= Beginning of Section =
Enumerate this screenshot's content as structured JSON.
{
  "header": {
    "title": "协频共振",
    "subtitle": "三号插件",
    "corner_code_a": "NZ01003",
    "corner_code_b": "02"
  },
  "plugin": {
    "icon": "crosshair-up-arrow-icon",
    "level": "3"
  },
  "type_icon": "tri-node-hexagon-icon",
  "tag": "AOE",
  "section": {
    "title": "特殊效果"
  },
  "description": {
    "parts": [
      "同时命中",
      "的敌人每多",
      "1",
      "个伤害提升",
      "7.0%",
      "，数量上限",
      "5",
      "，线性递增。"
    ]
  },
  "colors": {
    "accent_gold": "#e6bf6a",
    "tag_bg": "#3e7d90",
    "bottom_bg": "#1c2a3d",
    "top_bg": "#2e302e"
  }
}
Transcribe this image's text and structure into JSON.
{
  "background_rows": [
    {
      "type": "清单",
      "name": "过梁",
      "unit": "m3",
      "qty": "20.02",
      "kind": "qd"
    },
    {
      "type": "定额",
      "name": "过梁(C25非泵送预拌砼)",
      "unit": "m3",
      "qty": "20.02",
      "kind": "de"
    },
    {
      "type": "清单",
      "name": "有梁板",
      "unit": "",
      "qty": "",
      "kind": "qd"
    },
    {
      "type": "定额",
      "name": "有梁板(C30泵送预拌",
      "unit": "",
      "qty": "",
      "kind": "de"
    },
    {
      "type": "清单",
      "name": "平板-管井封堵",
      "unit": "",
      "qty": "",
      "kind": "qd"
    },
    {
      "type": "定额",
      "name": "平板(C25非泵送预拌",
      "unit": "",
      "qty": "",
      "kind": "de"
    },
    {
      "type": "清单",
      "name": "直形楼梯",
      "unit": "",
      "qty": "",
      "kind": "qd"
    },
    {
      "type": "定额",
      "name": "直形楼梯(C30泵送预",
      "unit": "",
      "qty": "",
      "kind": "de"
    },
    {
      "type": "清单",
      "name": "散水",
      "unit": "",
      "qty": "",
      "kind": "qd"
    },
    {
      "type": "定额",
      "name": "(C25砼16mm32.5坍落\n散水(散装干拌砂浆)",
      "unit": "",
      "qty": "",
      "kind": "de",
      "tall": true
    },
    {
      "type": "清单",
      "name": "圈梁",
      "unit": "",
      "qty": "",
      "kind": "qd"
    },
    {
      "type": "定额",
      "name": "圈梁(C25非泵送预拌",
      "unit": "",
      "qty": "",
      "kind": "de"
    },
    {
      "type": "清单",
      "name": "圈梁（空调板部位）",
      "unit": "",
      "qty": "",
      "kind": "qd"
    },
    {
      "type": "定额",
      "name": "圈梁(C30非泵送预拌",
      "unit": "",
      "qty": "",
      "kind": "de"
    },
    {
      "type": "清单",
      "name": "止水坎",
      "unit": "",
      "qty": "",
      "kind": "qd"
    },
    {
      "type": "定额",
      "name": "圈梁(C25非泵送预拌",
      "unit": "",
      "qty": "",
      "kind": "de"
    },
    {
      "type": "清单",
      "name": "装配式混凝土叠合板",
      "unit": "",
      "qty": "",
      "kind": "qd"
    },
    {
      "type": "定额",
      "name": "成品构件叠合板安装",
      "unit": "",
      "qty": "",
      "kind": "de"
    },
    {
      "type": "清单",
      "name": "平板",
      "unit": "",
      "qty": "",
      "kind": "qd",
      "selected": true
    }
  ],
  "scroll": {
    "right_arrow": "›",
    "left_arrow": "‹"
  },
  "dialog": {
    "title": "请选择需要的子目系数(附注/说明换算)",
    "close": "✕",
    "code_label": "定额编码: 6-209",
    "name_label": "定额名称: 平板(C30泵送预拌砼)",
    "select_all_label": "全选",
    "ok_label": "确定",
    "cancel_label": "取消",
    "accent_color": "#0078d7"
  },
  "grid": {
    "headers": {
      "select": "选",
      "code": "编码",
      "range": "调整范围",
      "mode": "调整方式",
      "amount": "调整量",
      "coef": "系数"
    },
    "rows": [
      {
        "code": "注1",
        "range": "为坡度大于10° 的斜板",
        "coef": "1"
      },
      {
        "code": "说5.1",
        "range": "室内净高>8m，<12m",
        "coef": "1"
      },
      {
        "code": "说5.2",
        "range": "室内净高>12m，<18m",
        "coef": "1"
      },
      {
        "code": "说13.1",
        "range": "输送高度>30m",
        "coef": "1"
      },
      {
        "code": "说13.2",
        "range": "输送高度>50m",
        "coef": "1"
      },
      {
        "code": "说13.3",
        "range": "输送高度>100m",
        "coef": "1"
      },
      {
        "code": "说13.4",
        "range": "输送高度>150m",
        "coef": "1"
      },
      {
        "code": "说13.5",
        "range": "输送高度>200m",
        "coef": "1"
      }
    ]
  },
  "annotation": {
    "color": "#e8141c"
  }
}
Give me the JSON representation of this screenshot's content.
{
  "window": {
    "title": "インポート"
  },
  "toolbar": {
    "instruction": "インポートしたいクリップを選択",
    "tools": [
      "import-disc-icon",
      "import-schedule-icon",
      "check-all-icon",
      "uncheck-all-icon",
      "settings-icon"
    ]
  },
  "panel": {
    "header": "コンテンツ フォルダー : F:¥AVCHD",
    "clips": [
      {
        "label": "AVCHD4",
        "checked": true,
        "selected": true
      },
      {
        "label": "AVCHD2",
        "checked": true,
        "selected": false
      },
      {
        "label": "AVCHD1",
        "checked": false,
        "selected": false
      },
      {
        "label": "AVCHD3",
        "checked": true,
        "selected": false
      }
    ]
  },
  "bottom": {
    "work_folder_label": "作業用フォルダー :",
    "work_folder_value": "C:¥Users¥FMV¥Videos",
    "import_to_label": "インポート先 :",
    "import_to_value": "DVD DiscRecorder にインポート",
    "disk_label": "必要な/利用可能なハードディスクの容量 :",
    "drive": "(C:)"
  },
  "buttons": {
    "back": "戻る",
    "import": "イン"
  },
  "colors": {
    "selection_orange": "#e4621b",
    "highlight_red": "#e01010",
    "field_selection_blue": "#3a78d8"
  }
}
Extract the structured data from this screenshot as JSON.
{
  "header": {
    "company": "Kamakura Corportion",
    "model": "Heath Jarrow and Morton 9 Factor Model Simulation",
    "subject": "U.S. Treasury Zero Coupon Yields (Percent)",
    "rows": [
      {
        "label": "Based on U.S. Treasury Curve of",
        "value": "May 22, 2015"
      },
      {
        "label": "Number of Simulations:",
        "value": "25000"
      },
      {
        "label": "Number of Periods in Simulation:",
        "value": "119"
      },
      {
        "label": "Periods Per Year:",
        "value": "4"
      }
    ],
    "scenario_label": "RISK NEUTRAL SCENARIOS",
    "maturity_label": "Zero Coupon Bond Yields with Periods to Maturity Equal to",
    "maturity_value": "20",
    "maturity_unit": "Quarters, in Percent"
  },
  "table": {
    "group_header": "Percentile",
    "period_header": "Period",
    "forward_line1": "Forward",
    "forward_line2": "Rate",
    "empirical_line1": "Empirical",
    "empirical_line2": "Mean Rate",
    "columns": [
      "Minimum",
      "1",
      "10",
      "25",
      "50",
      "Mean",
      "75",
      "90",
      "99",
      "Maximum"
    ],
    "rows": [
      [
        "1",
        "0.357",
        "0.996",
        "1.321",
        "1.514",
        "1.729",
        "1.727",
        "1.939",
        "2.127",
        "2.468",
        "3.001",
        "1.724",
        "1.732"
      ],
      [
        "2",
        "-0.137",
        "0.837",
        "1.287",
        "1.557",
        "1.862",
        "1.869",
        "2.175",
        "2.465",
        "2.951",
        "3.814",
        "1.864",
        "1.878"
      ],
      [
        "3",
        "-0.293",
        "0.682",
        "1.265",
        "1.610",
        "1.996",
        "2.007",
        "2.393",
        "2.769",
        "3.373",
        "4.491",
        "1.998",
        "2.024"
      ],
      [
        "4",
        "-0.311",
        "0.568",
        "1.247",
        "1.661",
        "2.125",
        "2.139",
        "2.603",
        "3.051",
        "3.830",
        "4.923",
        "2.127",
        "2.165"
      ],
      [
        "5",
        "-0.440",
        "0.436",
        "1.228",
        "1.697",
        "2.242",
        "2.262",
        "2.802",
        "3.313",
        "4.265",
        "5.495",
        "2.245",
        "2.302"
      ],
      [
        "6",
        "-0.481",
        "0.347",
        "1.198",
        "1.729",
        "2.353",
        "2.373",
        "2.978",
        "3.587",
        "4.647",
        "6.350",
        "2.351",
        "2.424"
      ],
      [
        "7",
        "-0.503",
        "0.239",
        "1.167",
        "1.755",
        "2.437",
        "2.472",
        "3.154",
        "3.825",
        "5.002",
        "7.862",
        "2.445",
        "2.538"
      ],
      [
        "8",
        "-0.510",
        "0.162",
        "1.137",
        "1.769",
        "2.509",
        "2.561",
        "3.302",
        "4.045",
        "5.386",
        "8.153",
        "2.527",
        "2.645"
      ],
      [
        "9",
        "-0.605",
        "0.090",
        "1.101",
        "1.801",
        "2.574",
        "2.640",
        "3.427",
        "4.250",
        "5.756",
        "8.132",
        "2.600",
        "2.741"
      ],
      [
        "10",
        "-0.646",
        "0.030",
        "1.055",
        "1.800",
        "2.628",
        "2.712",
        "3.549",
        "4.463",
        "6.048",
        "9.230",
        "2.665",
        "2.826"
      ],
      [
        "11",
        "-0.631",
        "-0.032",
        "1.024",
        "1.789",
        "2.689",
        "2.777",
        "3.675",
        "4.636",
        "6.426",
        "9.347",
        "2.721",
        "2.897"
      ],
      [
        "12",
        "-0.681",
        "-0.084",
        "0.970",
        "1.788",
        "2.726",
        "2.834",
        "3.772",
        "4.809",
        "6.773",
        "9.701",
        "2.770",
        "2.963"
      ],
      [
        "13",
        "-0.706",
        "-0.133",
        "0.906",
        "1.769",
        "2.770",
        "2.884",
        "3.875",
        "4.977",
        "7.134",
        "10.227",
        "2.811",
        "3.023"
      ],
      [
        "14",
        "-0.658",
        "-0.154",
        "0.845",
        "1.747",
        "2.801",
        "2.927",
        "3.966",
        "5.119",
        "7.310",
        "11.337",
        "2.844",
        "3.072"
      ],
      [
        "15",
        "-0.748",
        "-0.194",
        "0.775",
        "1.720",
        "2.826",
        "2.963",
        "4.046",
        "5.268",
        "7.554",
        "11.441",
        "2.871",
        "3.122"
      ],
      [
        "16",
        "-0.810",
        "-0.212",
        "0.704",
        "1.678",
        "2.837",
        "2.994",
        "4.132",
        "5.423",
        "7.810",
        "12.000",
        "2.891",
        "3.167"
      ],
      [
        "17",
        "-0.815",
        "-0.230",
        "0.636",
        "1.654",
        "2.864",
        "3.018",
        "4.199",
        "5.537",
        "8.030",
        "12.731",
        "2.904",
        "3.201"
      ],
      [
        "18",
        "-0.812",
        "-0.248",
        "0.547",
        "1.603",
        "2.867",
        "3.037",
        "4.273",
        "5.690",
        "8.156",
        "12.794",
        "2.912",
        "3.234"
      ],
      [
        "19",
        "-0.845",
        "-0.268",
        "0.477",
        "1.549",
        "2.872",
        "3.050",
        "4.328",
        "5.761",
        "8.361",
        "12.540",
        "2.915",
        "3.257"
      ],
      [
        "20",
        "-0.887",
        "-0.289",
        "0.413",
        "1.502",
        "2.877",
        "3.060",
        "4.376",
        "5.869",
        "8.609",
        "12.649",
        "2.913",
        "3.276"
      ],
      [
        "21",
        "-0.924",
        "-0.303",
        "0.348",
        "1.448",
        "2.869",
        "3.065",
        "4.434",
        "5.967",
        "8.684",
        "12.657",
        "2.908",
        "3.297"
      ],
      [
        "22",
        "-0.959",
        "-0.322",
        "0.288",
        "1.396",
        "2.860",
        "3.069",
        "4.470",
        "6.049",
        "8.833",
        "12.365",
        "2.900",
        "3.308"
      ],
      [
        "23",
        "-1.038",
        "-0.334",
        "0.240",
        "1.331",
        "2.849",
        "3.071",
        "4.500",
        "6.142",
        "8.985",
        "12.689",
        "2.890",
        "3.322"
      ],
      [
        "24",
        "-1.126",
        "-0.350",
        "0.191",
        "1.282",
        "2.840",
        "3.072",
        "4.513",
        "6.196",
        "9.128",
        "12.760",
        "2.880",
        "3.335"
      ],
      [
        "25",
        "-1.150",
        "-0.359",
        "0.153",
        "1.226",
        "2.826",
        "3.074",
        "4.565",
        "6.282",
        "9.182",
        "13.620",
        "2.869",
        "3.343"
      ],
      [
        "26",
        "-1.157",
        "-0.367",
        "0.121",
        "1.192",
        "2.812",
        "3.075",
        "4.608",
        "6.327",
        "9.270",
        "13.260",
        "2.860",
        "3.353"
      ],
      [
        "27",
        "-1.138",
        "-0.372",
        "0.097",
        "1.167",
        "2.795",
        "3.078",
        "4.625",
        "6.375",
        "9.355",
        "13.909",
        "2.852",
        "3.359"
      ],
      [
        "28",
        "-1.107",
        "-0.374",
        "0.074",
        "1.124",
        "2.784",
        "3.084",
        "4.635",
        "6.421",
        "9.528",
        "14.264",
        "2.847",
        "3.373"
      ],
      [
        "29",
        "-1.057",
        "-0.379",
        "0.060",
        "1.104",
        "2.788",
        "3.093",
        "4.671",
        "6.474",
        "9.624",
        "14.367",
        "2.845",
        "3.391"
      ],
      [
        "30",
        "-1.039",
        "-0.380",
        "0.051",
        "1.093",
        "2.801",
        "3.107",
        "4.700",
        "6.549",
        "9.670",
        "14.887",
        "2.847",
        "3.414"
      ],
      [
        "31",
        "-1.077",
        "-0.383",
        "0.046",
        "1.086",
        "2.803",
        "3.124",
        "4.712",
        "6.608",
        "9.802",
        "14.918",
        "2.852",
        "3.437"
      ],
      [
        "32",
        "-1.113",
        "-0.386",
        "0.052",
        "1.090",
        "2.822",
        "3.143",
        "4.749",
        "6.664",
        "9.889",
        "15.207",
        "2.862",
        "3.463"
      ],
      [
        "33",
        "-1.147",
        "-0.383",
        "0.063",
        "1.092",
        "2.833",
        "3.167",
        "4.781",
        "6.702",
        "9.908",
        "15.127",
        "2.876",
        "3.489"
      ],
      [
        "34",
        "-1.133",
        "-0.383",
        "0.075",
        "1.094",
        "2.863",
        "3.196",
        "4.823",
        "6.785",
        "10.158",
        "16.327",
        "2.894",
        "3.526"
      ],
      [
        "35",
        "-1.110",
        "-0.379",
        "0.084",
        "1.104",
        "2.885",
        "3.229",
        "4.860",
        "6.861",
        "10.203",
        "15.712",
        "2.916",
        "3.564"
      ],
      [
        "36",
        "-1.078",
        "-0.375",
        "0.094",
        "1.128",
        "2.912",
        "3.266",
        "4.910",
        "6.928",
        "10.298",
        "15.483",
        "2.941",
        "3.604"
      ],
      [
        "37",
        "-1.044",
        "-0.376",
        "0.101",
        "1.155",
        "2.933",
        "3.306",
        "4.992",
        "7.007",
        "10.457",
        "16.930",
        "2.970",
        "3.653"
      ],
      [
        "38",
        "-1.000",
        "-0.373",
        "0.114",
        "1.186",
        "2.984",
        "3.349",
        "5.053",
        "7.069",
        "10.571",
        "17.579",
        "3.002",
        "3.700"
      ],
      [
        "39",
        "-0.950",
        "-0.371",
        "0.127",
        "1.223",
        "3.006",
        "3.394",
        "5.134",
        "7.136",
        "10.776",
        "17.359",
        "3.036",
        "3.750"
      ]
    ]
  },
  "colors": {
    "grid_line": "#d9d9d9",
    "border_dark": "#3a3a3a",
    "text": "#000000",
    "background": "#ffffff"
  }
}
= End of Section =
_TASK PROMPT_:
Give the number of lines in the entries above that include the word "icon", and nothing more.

_WRITTEN SOLUTION_:
7